Diagnosis of Alzheimer’s Disease: A Leap Forward
At present, there is no single diagnostic test for Alzheimer’s disease. Instead, the diagnosis is reached when the medical practitioner (e.g. psychiatrist, general practitioner, geriatrician, or neurologist) has eliminated all other possible causes of the symptoms being experienced; an overview of these symptoms is provided in a previous Hull & Hull LLP blog of February 17, 2009. As a result, the diagnosis is generally coined ‘probable Alzheimer’s disease’ and this thin wedge of uncertainty often leads to an inability to accept the diagnosis as well as resistance to care and treatment. An autopsy is currently the only means of confirming the diagnosis of Alzheimer’s disease.
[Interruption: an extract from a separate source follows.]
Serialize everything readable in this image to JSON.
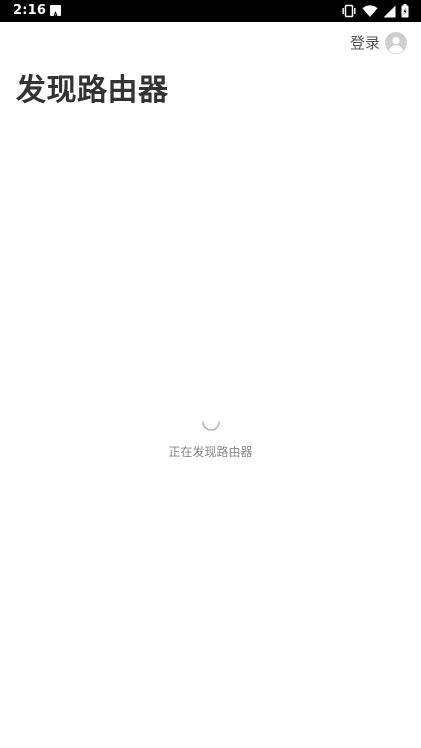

The Associated Press reported last week, however, that the first commercial version of a test designed to detect Alzheimer’s disease in its early stages could be available in as few as 12 to 18 months. According to Dr. Daniel Alkon, scientific director of the Blanchette Rockefeller Neurosciences Institute (the Institute has teamed with Inverness Medical Innovations Inc. for this endeavour), the test works by detecting abnormal function of a protein that is known to be involved in memory storage.
Early diagnosis will have a multitude of benefits: incorrect diagnosis of the disease based primarily on a patient’s behaviour can be greatly reduced, lifestyle changes can be made which may slow the progression of the disease, the patient and their family may gain valuable time to plan for the future, and those with a family history of Alzheimer’s disease will have tangible information with which to move forward.
Jennifer Hartman, Guest Blogger